On S​aturday, March 7th a​t 7:30pm San Diego Folk Heritage will host Peter Bolland and Cindy Lee Berryhill, two of San Diego’s finest songwriters. The all-ages event will take place at San Dieguito United Methodist Church (170 Calle Magdalena, Encinitas, CA 92024). Admission is $15 for members and $18 standard, available at the door or online.

In anticipation of Saturday’s concert, we caught up with Peter Bolland (who also happens to be one of our contributors – read his latest column here) and asked him to participate in our “Songs I Wish I Wrote” blog series. Check out his selections and thoughtful explanations below!

Peter Bolland: Songs I Wish I Wrote

1. River — Joni Mitchell
“The supreme masterpiece of confessional song writing. She perfectly bridges the personal and universal. In song writing, that’s the Holy Grail. When you listen to it, it sounds like your best friend talking to you about their deepest aching and longing. Yet there’s still a wistful lightness about it. It doesn’t sink under the weight of its own gravitas. And it also captures one of my favorite themes — the redemptive power of nature. That song is a miracle.”

2. Hallelujah – Leonard Cohen
Everybody writes about the mystery of love, but no other song has ever come this close to getting it right. And how every kind of love is related to every other kind of love — personal, carnal, sacred. The kind of love that wants to possess. The kind of love that wants to liberate. And the confusion swirling through all of it. Great songs like this lift you into new understandings. Yet when you try to articulate those new understandings you can’t. You just listen to the song again and nod in agreement.  I love how this song is fearless in its willingness to tackle all the big themes — truth, language, God, art, beauty, love. Leonard Cohen has balls. And he absolutely pulls it off. When I hear songs like this I just shake my head in amazement.”

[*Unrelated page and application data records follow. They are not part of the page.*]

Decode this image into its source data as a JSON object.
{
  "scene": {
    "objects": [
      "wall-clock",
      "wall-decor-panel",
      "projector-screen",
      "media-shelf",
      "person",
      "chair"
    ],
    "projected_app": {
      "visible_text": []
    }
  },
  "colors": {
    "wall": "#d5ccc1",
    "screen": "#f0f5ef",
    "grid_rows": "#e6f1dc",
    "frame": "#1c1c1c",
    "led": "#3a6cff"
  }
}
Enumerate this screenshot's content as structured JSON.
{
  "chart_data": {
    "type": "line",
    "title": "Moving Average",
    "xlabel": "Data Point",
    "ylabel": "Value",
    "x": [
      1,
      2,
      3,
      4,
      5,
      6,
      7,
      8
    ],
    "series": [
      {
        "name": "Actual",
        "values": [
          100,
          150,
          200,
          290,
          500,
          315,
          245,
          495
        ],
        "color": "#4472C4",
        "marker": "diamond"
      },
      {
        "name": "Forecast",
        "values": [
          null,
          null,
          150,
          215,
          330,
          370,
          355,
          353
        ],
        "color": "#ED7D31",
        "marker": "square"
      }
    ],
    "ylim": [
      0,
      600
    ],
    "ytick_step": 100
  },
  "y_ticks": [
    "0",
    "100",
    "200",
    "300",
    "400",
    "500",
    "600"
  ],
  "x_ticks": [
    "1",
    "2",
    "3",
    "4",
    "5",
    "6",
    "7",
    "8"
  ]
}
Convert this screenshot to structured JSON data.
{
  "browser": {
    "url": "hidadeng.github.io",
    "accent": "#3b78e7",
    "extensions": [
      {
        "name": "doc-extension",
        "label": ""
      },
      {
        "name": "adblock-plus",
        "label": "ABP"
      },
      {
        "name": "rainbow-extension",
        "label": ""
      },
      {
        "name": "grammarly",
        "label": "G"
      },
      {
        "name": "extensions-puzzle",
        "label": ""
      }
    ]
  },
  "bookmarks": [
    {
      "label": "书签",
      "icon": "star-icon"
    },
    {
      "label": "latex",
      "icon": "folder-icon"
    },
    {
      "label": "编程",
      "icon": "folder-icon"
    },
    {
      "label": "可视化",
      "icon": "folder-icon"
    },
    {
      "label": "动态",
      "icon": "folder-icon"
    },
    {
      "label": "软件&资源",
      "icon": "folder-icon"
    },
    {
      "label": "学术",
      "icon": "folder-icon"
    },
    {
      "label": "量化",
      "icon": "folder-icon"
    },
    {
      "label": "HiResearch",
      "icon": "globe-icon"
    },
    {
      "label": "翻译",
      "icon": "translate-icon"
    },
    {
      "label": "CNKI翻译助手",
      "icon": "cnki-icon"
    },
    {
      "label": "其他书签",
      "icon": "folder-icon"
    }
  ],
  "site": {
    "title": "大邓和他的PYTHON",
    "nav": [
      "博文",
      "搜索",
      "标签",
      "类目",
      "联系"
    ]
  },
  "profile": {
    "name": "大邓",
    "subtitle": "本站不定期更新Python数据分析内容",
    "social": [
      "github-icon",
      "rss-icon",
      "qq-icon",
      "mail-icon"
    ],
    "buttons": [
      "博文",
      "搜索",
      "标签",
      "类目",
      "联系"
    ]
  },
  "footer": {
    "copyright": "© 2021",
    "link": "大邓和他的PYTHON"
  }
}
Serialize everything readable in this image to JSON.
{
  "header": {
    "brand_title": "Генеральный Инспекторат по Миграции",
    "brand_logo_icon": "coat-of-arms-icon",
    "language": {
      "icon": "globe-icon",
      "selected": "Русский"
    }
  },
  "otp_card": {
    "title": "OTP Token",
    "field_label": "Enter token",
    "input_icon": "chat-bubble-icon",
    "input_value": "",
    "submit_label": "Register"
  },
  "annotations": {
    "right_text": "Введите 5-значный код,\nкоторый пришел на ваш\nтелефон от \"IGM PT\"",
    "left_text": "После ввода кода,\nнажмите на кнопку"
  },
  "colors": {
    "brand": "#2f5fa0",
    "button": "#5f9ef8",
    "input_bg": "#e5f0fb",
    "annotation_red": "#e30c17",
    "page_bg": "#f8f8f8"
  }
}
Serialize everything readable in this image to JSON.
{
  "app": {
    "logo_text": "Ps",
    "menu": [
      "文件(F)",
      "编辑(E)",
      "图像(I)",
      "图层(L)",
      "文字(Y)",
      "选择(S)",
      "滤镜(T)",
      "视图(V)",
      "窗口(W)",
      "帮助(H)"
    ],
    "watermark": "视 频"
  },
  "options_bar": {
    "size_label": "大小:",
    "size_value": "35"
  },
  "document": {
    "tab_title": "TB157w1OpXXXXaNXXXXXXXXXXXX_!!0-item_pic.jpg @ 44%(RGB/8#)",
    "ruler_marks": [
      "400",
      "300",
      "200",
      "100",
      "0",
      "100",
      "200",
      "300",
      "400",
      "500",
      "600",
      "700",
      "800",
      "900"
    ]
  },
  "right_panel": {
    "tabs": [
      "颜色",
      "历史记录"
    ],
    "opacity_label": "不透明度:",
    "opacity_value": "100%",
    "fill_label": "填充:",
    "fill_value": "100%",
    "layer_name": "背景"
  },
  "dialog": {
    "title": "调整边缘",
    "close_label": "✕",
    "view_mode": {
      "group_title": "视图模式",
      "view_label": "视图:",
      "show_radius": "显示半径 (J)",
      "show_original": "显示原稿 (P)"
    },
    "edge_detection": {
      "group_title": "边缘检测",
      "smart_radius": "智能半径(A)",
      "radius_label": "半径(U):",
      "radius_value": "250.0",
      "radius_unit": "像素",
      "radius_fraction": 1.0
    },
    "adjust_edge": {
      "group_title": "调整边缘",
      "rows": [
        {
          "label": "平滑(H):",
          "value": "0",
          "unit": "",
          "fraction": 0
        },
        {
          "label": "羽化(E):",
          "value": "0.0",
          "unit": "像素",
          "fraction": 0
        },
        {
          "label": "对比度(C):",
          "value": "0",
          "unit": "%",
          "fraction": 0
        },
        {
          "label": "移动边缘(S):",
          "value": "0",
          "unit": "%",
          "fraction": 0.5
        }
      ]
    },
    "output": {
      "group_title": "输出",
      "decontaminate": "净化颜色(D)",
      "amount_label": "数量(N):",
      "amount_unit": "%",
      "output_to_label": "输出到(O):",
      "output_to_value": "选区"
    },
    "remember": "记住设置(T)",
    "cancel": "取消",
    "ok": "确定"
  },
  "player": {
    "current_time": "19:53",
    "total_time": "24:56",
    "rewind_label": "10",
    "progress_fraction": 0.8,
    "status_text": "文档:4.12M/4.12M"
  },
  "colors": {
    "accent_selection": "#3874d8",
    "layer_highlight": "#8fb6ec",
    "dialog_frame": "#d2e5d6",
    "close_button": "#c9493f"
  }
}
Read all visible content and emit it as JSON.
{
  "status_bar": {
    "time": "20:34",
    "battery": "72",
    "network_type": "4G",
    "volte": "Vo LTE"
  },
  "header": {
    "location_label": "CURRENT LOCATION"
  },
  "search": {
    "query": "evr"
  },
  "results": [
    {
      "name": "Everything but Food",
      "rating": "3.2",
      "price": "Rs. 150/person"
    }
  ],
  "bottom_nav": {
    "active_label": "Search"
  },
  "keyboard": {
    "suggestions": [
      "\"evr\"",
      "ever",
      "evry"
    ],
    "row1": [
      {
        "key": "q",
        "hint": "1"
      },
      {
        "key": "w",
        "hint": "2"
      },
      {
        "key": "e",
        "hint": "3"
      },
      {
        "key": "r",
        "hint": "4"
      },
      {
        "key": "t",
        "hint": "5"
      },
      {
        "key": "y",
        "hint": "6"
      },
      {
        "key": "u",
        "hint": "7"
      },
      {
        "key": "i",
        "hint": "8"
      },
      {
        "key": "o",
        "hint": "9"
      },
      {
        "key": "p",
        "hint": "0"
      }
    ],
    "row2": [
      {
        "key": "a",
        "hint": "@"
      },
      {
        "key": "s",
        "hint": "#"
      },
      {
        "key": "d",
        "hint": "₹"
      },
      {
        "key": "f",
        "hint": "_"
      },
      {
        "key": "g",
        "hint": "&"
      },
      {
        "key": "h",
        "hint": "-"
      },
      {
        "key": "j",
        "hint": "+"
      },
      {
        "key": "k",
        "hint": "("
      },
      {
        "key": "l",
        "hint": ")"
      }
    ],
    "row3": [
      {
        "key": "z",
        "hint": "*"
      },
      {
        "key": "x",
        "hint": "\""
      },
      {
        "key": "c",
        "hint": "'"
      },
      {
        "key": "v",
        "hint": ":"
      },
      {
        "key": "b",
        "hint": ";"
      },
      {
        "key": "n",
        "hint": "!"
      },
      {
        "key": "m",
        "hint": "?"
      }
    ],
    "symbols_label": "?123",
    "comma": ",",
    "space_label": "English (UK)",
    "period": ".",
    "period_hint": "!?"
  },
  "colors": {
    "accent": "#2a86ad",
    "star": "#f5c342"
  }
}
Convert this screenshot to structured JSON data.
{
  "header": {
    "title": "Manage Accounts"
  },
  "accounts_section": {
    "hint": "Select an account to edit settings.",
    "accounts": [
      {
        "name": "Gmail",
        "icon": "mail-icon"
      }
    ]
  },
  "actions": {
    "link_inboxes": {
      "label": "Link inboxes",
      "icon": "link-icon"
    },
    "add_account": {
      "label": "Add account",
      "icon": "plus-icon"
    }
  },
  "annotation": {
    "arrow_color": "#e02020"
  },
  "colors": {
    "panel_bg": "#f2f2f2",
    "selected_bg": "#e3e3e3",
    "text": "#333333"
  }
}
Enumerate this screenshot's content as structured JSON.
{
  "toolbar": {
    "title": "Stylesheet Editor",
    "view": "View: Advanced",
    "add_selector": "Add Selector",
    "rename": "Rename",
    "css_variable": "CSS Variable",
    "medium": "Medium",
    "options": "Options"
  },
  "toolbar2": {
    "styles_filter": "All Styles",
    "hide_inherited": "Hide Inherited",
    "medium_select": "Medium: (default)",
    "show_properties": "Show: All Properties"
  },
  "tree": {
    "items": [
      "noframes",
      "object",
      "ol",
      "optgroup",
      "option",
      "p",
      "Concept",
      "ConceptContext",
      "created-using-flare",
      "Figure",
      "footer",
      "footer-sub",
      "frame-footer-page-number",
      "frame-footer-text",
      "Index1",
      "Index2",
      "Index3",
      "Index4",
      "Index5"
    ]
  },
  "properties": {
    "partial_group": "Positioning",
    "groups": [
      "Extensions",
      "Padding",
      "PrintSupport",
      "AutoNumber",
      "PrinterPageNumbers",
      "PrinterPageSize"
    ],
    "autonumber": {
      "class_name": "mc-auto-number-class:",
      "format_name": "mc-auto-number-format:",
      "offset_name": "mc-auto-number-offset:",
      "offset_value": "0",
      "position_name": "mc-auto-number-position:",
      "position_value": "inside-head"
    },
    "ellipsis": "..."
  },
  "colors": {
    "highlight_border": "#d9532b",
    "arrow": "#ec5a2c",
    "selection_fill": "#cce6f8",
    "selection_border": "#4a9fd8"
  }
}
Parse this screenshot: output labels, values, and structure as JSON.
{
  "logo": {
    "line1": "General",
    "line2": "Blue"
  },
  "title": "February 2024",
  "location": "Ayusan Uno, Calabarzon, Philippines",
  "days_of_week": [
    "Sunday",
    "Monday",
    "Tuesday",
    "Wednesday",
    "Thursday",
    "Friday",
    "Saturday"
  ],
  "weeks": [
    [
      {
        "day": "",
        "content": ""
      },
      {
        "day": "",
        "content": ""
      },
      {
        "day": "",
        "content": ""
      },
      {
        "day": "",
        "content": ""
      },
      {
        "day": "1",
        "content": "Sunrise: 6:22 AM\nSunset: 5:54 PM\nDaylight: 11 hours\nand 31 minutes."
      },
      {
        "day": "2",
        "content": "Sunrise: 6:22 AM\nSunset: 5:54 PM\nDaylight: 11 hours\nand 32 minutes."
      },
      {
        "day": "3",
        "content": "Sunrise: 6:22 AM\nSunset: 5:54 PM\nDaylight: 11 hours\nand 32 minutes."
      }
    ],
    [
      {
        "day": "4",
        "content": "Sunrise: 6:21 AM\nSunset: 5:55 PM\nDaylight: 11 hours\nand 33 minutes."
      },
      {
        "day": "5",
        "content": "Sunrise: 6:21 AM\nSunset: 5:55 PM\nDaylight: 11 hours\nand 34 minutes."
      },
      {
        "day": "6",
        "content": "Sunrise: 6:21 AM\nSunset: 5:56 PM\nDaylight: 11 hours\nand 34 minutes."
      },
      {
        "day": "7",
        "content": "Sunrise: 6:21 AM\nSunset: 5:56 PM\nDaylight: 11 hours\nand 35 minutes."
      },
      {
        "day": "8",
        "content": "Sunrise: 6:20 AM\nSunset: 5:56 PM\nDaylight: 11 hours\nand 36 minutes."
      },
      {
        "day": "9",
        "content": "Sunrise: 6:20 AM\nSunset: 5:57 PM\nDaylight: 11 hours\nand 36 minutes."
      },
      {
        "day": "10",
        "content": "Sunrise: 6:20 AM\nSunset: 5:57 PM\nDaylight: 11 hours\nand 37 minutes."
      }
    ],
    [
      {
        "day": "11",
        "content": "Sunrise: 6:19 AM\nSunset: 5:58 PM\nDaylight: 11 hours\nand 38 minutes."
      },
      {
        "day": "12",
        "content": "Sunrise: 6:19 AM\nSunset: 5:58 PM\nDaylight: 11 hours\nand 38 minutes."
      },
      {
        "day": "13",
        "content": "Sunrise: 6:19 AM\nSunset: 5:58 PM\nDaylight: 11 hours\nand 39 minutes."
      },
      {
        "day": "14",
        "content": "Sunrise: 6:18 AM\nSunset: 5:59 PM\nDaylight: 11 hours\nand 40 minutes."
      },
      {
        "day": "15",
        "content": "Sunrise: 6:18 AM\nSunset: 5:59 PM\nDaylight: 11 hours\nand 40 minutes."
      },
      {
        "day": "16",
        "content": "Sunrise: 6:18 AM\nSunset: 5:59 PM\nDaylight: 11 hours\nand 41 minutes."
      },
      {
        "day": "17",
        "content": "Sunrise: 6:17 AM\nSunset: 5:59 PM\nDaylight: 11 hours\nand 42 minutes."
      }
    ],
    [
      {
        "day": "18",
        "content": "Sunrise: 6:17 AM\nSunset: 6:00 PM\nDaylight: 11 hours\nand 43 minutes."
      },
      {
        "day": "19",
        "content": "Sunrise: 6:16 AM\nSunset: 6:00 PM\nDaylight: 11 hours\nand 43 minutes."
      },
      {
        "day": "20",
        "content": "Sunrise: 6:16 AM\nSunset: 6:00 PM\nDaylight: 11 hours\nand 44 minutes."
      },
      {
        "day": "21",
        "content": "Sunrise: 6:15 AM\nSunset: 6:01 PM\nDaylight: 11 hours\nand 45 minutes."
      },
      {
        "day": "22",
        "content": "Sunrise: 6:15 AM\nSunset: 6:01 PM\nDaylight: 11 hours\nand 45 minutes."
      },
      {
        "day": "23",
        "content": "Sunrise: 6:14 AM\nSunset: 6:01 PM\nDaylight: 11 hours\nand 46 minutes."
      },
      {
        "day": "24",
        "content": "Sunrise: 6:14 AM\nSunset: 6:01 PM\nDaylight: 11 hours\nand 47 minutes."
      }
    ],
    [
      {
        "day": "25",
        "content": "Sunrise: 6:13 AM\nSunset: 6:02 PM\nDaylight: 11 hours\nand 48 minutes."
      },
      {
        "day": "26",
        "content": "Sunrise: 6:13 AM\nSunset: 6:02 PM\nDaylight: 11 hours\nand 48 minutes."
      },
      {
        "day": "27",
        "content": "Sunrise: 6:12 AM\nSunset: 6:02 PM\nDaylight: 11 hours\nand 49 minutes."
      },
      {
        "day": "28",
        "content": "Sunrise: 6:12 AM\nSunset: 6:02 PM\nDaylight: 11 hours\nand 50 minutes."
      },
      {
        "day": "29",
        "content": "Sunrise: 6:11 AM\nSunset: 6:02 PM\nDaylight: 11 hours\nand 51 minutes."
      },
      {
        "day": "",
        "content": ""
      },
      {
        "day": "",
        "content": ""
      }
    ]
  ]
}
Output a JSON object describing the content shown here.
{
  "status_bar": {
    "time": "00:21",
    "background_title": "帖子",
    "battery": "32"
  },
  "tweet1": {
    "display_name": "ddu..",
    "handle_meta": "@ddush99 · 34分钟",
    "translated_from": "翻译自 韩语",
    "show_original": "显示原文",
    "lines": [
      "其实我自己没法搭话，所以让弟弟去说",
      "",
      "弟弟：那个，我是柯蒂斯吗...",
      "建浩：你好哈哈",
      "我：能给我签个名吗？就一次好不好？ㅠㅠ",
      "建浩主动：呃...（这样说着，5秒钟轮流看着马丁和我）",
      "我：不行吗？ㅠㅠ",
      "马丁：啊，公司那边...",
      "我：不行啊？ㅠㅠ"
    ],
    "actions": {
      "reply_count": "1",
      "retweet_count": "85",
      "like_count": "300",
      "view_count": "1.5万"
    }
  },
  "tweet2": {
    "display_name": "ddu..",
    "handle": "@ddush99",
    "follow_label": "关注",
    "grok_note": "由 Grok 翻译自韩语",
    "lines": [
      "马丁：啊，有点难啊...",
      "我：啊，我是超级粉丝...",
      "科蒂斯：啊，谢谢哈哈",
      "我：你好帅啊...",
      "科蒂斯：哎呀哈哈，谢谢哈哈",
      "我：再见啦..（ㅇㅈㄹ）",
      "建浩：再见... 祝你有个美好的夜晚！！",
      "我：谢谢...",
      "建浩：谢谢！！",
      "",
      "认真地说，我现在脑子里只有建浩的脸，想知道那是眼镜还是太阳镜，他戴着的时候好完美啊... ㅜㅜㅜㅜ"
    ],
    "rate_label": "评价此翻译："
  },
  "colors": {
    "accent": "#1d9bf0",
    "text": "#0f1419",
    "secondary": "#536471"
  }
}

3. Birds – Neil Young
“Nobody does bittersweet like Neil. This haunting lament about that strange mix of emotions surrounding the end of a relationship captures the whole bloody mess with a simple, repetitive melody, and lifting chorus, and lyrics that perfectly encapsulate the way you wish them well, and you wish them love, even though it isn’t going to be with you. Neil makes you fall in love with both characters — the protagonist, and his ex-lover. You see both sides. And the noble truth that real love never seeks to harm or possess. Love is gentle, love is kind. You feel like you know these people. They come to life. They seem more real than half the people you know in your real life. That’s the magic of a great song.”

Peter is a San Diego treasure, both in writing and in song. We encourage you to support him and local music by attending his live San Diego Folk Heritage performance this Saturday! Tickets available here.